that I never wrote anything really worthy
of her attention,
no book that I could dedicate to her."- Raymond Chandler
(of regretting never having
dedicated a book to his wife)
Why should authors write dedications in their novels?
Well, take Christopher Moore's dedication to LAMB which persuaded me to buy the book:
If you have come to this book for laughter, may you find it.
If you have come to be offended, may your ire rise and blood boil
If you seek an adventure, may this story sing you away to blissful escape.
If you need to test or confirm your beliefs, may you reach comfortable conclusions.
All books reveal perfection by what they are and are not.
May you find that which you seek in these pages or outside them.
May you find perfection and know it by name.
Great dedication, right?
A dedication is the first thing a reader sees after the title.
Sort of important don't you think?
At best, a dedication should be reflective of the book's content, an inviting taste of what is to come.
Sadly, many dedications are dreary, non-inviting catalogues
of favorite aunts, perfect spouses and the profoundest platitudes.
Dedications really do tend to bring out the worst in authors.
But with a little effort on your part, dedications can be moving or funny ... or both.
With a bit more thought, you can strive to compose one that is timely yet timeless --
You may fail at that but the effort will improve the dedication over one done just out of rote.
If you bore the reader with your dedication, she may decide the book itself is only more of the same.
I, myself, am very glad I wrote this dedication for HIBBS, THE CUB WITH NO CLUE:
To Sandra Thrasher.
I ask forgiveness from the children who read this book for dedicating it to a grown-up.
I have a serious reason: she is my best friend in the world.
I have another reason: this grown-up understands everything, even books for children.
I have a third reason: she is fighting a cruel illness.
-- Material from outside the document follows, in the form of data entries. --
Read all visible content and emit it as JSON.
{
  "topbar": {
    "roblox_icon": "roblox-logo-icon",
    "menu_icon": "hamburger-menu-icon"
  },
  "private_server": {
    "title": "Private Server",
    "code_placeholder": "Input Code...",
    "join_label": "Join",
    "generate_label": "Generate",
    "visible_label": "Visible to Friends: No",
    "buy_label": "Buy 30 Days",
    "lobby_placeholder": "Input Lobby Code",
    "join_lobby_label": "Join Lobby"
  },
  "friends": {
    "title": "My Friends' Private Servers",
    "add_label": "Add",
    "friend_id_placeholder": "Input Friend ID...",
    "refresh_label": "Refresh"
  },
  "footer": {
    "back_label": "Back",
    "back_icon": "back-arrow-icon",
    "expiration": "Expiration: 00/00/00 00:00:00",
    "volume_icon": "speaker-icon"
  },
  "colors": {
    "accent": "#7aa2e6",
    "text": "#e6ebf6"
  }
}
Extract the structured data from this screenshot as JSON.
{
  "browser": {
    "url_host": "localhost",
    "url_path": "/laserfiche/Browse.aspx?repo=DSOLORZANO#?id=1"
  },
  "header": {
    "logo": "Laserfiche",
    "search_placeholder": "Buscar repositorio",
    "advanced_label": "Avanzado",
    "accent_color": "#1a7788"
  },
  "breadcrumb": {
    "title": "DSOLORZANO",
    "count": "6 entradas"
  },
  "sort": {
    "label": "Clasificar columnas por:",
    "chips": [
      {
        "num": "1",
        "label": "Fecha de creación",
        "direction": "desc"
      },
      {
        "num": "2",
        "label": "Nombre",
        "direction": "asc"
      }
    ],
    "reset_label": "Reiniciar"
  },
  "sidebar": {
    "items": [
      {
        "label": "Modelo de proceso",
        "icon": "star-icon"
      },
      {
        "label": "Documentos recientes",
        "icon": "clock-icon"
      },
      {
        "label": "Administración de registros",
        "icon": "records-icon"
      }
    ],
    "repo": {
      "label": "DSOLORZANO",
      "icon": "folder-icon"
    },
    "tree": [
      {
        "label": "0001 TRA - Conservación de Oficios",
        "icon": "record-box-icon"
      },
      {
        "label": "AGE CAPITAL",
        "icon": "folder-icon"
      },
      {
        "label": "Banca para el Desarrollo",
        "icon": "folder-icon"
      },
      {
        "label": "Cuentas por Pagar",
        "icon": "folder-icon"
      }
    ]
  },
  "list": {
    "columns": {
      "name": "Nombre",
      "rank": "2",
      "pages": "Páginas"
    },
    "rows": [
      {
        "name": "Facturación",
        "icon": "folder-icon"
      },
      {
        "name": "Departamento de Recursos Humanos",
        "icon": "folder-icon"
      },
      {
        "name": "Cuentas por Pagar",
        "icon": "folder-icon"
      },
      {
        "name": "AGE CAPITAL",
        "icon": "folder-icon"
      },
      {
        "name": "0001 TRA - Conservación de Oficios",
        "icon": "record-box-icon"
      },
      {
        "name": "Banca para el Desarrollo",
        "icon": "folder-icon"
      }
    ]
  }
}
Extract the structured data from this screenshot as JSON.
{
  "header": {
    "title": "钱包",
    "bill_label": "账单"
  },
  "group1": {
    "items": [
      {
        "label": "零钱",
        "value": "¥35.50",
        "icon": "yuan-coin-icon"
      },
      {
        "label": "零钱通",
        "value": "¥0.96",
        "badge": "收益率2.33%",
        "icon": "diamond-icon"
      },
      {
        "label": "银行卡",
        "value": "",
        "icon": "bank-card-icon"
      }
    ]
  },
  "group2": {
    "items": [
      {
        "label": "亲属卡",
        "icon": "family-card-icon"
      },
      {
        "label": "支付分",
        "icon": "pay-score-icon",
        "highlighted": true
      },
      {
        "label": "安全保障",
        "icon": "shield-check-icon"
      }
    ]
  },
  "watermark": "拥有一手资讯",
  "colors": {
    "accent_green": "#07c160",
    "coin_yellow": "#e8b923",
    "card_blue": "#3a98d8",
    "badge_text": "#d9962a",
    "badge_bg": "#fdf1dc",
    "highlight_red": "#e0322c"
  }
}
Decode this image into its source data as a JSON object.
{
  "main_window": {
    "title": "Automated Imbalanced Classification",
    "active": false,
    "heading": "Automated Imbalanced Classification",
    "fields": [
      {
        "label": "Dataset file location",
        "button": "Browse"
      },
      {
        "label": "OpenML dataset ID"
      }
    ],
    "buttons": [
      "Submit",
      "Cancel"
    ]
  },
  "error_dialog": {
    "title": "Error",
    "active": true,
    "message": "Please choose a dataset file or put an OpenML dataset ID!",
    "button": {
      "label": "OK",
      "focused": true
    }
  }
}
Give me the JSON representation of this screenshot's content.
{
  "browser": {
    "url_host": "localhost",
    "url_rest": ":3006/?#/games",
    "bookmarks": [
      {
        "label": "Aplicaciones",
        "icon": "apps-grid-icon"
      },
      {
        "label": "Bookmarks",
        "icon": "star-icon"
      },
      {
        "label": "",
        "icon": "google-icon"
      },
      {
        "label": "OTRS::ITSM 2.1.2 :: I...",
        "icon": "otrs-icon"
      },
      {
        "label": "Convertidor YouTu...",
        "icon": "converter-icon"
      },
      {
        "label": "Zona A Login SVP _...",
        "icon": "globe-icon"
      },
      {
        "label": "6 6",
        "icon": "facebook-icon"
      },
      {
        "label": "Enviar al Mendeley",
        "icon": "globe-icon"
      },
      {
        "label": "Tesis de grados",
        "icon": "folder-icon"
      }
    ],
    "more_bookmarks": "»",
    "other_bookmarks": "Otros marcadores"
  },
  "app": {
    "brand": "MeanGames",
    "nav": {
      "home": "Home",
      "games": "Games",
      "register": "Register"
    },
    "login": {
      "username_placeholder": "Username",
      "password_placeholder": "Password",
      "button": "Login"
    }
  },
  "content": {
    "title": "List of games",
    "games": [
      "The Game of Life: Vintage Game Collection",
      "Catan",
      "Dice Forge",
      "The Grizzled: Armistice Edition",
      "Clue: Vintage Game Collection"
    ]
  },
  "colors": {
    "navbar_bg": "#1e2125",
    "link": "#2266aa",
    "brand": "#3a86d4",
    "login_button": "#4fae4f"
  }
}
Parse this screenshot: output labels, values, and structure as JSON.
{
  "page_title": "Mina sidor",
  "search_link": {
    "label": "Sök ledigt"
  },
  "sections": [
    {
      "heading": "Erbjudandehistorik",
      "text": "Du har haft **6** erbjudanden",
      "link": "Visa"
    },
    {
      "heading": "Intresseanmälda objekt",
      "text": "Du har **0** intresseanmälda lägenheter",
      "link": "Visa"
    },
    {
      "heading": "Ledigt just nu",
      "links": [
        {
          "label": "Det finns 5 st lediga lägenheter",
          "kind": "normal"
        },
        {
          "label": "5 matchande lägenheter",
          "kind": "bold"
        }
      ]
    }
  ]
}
She needs a smile.
If all these reasons are not enough, I will dedicate this book to the child from whom this grown-up grew.
All grown-ups were once children -- although few of them remember it.
And so I correct my dedication:
To Sandra Thrasher when she was a little girl.